### WORK TO COMPLETE
Would you return the entries below word for word?

### MATERIAL SUPPLIED

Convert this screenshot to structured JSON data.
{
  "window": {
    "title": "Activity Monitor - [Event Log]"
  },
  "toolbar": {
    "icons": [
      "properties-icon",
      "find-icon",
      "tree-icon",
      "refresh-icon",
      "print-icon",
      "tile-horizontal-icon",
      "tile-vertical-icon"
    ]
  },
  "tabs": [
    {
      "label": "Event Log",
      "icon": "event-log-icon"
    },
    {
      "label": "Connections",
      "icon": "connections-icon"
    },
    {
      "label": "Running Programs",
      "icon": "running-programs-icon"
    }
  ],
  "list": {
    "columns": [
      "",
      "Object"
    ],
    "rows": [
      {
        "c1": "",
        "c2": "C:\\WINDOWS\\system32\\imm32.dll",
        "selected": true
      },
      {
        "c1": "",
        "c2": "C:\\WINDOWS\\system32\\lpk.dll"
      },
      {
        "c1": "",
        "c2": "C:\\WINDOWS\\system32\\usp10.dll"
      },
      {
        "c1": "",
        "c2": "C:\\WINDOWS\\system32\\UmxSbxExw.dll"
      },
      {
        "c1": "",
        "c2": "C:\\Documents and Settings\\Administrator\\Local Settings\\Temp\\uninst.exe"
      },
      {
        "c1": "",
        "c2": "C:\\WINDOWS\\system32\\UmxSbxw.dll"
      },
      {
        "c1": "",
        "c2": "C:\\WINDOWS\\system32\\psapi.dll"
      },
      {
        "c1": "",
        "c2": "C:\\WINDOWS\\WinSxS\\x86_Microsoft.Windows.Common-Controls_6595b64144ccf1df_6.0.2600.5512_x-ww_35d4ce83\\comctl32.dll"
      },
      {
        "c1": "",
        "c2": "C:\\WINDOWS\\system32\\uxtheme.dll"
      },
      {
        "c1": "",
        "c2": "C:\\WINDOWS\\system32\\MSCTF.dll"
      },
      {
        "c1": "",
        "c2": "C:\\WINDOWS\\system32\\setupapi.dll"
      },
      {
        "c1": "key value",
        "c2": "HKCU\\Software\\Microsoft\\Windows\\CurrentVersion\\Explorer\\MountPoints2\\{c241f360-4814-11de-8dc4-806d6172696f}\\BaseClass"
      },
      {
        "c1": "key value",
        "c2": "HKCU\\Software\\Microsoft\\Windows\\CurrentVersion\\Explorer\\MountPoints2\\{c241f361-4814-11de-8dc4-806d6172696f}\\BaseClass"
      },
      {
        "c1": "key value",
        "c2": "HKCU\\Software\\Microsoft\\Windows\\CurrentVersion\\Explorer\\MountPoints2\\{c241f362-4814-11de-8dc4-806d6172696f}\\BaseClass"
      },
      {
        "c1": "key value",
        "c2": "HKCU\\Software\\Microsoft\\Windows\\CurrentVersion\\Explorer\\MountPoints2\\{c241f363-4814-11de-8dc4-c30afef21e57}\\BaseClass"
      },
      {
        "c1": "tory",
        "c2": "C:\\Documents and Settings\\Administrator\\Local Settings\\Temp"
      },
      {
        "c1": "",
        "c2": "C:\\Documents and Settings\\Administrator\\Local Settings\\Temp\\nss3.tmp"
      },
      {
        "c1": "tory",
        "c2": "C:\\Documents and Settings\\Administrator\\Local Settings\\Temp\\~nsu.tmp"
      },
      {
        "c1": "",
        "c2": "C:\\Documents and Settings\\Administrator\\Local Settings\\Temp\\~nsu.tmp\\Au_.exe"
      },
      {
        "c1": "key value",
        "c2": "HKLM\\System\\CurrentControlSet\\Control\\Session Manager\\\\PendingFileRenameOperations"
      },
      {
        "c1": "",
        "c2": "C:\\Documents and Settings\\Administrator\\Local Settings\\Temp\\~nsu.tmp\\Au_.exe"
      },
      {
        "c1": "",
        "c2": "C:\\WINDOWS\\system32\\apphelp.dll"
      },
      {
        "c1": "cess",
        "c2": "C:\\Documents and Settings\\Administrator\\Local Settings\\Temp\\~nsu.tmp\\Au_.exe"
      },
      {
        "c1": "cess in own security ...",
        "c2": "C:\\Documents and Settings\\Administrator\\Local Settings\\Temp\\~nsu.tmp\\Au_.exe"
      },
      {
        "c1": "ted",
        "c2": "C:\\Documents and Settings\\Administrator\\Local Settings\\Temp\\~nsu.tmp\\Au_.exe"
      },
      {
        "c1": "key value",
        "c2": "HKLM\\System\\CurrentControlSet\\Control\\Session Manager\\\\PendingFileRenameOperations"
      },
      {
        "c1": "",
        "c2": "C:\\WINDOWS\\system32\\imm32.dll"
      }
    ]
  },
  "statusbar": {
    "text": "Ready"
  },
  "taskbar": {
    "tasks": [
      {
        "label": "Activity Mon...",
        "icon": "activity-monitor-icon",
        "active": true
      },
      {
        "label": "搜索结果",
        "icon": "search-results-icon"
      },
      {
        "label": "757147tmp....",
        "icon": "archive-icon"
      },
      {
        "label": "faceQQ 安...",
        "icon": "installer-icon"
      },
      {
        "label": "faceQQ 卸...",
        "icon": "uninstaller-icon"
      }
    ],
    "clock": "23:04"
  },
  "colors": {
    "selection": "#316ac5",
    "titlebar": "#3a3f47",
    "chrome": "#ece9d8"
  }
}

### SOLVED EXERCISE
Convert this screenshot to structured JSON data.
{
  "window": {
    "title": "Activity Monitor - [Event Log]"
  },
  "toolbar": {
    "icons": [
      "properties-icon",
      "find-icon",
      "tree-icon",
      "refresh-icon",
      "print-icon",
      "tile-horizontal-icon",
      "tile-vertical-icon"
    ]
  },
  "tabs": [
    {
      "label": "Event Log",
      "icon": "event-log-icon"
    },
    {
      "label": "Connections",
      "icon": "connections-icon"
    },
    {
      "label": "Running Programs",
      "icon": "running-programs-icon"
    }
  ],
  "list": {
    "columns": [
      "",
      "Object"
    ],
    "rows": [
      {
        "c1": "",
        "c2": "C:\\WINDOWS\\system32\\imm32.dll",
        "selected": true
      },
      {
        "c1": "",
        "c2": "C:\\WINDOWS\\system32\\lpk.dll"
      },
      {
        "c1": "",
        "c2": "C:\\WINDOWS\\system32\\usp10.dll"
      },
      {
        "c1": "",
        "c2": "C:\\WINDOWS\\system32\\UmxSbxExw.dll"
      },
      {
        "c1": "",
        "c2": "C:\\Documents and Settings\\Administrator\\Local Settings\\Temp\\uninst.exe"
      },
      {
        "c1": "",
        "c2": "C:\\WINDOWS\\system32\\UmxSbxw.dll"
      },
      {
        "c1": "",
        "c2": "C:\\WINDOWS\\system32\\psapi.dll"
      },
      {
        "c1": "",
        "c2": "C:\\WINDOWS\\WinSxS\\x86_Microsoft.Windows.Common-Controls_6595b64144ccf1df_6.0.2600.5512_x-ww_35d4ce83\\comctl32.dll"
      },
      {
        "c1": "",
        "c2": "C:\\WINDOWS\\system32\\uxtheme.dll"
      },
      {
        "c1": "",
        "c2": "C:\\WINDOWS\\system32\\MSCTF.dll"
      },
      {
        "c1": "",
        "c2": "C:\\WINDOWS\\system32\\setupapi.dll"
      },
      {
        "c1": "key value",
        "c2": "HKCU\\Software\\Microsoft\\Windows\\CurrentVersion\\Explorer\\MountPoints2\\{c241f360-4814-11de-8dc4-806d6172696f}\\BaseClass"
      },
      {
        "c1": "key value",
        "c2": "HKCU\\Software\\Microsoft\\Windows\\CurrentVersion\\Explorer\\MountPoints2\\{c241f361-4814-11de-8dc4-806d6172696f}\\BaseClass"
      },
      {
        "c1": "key value",
        "c2": "HKCU\\Software\\Microsoft\\Windows\\CurrentVersion\\Explorer\\MountPoints2\\{c241f362-4814-11de-8dc4-806d6172696f}\\BaseClass"
      },
      {
        "c1": "key value",
        "c2": "HKCU\\Software\\Microsoft\\Windows\\CurrentVersion\\Explorer\\MountPoints2\\{c241f363-4814-11de-8dc4-c30afef21e57}\\BaseClass"
      },
      {
        "c1": "tory",
        "c2": "C:\\Documents and Settings\\Administrator\\Local Settings\\Temp"
      },
      {
        "c1": "",
        "c2": "C:\\Documents and Settings\\Administrator\\Local Settings\\Temp\\nss3.tmp"
      },
      {
        "c1": "tory",
        "c2": "C:\\Documents and Settings\\Administrator\\Local Settings\\Temp\\~nsu.tmp"
      },
      {
        "c1": "",
        "c2": "C:\\Documents and Settings\\Administrator\\Local Settings\\Temp\\~nsu.tmp\\Au_.exe"
      },
      {
        "c1": "key value",
        "c2": "HKLM\\System\\CurrentControlSet\\Control\\Session Manager\\\\PendingFileRenameOperations"
      },
      {
        "c1": "",
        "c2": "C:\\Documents and Settings\\Administrator\\Local Settings\\Temp\\~nsu.tmp\\Au_.exe"
      },
      {
        "c1": "",
        "c2": "C:\\WINDOWS\\system32\\apphelp.dll"
      },
      {
        "c1": "cess",
        "c2": "C:\\Documents and Settings\\Administrator\\Local Settings\\Temp\\~nsu.tmp\\Au_.exe"
      },
      {
        "c1": "cess in own security ...",
        "c2": "C:\\Documents and Settings\\Administrator\\Local Settings\\Temp\\~nsu.tmp\\Au_.exe"
      },
      {
        "c1": "ted",
        "c2": "C:\\Documents and Settings\\Administrator\\Local Settings\\Temp\\~nsu.tmp\\Au_.exe"
      },
      {
        "c1": "key value",
        "c2": "HKLM\\System\\CurrentControlSet\\Control\\Session Manager\\\\PendingFileRenameOperations"
      },
      {
        "c1": "",
        "c2": "C:\\WINDOWS\\system32\\imm32.dll"
      }
    ]
  },
  "statusbar": {
    "text": "Ready"
  },
  "taskbar": {
    "tasks": [
      {
        "label": "Activity Mon...",
        "icon": "activity-monitor-icon",
        "active": true
      },
      {
        "label": "搜索结果",
        "icon": "search-results-icon"
      },
      {
        "label": "757147tmp....",
        "icon": "archive-icon"
      },
      {
        "label": "faceQQ 安...",
        "icon": "installer-icon"
      },
      {
        "label": "faceQQ 卸...",
        "icon": "uninstaller-icon"
      }
    ],
    "clock": "23:04"
  },
  "colors": {
    "selection": "#316ac5",
    "titlebar": "#3a3f47",
    "chrome": "#ece9d8"
  }
}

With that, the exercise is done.